(CN) - Fresh Express salads cannot keep a $12 million award from its insurers to compensate for lost business caused by a 2006 E. coli outbreak, a California appeals court ruled, ironically because the produce company did not unleash the virus.
Bagged spinach vanished from grocery store shelves all over United States after the Food and Drug Administration issued a no-consumption advisory after one person died amid 50 reports cases of life-threatening E. coli virus in September 2006.
After two weeks, the FDA announced that Fresh Express was not a source of the outbreak.
After Beazley Syndicate denied an insurance claim Fresh Express submitted, the produce company took Beazley to court and won a $12 million award.
A Monterey County judge ruled that the E.coli outbreak was an insured event that triggered Beazley's liability under the policy.
On appeal, Beazley argued that its policy covered an accidental contamination of Fresh Express' product, which did not happen.
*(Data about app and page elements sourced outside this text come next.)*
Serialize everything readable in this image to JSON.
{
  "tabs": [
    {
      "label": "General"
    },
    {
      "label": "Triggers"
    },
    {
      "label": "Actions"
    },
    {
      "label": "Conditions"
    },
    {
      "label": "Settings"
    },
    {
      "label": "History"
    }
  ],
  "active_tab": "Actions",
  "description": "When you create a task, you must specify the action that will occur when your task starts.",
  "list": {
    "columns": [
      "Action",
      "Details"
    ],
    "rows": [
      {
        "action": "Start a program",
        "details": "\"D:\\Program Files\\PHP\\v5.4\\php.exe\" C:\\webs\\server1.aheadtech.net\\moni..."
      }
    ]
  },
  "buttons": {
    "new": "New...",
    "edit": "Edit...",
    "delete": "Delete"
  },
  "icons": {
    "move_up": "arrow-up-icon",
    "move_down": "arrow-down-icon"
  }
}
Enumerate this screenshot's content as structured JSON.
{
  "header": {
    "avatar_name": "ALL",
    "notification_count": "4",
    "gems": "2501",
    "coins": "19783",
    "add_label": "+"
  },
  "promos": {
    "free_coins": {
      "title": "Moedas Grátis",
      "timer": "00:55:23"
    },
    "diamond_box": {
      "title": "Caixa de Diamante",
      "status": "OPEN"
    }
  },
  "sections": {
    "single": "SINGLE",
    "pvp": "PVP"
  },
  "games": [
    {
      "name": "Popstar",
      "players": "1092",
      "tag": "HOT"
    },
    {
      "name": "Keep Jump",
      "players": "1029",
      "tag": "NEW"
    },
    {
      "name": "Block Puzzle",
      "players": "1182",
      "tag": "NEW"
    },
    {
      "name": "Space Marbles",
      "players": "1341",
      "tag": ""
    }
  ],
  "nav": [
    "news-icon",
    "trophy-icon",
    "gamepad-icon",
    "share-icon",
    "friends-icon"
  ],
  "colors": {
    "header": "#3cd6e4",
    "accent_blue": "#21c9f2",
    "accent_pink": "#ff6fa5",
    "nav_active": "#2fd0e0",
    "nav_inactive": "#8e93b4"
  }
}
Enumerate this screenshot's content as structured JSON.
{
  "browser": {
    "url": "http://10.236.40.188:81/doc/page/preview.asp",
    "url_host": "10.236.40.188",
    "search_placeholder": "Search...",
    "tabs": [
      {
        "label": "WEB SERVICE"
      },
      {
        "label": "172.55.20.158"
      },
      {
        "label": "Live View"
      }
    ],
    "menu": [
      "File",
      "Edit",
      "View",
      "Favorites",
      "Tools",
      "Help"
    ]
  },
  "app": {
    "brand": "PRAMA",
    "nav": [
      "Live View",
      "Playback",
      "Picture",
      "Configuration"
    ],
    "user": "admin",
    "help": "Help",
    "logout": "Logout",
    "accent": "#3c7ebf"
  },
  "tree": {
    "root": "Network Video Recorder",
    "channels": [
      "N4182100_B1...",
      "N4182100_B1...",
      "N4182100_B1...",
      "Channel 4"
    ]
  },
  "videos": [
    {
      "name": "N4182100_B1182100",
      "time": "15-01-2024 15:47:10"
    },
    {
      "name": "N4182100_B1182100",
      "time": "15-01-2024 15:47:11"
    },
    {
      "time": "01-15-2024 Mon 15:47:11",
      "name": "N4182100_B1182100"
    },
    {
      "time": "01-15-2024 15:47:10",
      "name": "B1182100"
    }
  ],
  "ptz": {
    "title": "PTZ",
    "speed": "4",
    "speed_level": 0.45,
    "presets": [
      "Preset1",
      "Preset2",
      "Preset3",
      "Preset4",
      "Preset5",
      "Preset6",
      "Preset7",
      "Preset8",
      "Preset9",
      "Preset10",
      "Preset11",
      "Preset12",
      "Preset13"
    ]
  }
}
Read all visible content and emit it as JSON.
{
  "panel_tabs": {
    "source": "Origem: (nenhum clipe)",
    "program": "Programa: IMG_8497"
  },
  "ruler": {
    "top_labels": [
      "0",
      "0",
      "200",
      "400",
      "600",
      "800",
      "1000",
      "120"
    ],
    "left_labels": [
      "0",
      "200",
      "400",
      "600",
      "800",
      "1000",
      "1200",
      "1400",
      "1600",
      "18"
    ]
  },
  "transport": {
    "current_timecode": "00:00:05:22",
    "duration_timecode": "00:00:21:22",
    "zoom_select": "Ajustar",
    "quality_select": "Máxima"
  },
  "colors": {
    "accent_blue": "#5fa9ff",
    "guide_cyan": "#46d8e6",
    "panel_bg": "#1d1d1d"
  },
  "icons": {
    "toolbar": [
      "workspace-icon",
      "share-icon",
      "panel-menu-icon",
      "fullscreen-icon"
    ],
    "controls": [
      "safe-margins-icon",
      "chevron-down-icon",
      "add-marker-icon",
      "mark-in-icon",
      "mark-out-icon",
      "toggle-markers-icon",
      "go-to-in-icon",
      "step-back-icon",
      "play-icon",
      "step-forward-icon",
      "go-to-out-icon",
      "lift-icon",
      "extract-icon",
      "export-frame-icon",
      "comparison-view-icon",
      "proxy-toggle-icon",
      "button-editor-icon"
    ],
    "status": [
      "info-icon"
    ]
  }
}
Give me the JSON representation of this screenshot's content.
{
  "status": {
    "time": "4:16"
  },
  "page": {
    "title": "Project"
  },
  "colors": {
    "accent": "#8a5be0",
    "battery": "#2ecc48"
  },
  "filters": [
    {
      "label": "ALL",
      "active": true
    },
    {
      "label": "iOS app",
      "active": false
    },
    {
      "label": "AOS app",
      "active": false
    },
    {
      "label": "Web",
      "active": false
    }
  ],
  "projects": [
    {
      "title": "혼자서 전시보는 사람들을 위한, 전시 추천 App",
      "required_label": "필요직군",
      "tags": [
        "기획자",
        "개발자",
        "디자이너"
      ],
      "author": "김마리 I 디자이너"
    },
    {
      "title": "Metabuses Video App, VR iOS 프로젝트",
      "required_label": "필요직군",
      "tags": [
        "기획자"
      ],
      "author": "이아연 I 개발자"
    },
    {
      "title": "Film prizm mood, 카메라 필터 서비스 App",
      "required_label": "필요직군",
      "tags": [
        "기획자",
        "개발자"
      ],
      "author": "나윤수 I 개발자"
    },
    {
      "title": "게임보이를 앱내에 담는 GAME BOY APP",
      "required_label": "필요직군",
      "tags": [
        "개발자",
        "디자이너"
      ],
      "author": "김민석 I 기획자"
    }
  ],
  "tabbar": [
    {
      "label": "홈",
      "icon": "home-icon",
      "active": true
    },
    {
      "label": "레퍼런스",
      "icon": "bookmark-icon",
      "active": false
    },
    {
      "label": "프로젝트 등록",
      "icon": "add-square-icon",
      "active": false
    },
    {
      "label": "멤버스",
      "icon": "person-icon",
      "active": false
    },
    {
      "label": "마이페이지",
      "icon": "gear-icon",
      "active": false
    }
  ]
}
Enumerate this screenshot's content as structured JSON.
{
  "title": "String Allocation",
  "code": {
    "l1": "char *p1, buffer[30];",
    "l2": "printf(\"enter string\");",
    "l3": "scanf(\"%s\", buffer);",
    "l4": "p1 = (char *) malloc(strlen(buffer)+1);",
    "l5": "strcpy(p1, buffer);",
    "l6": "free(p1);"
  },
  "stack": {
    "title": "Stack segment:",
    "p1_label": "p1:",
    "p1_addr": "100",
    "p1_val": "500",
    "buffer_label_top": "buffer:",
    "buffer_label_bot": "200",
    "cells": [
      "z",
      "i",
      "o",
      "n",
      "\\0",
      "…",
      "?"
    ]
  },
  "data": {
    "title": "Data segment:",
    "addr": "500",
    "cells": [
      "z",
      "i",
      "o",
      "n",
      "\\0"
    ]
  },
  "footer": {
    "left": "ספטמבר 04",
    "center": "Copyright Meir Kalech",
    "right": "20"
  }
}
It claimed the E. coli outbreak was not covered under the insurance policy.
The San Jose-based Sixth Appellate District agreed Tuesday.
"Only three insured events are covered by the policy, and the only insured event at issue here is accidental contamination," Justice Nathan Mihara wrote for the court.
"The policy also explicitly excludes from recoverable losses any expenses incurred by Fresh Express or any loss of gross profit for any reason other than as a direct result of an insured event," the 29-page decision states. "Hence, the only recoverable losses are those which are the direct result of an error by Fresh Express."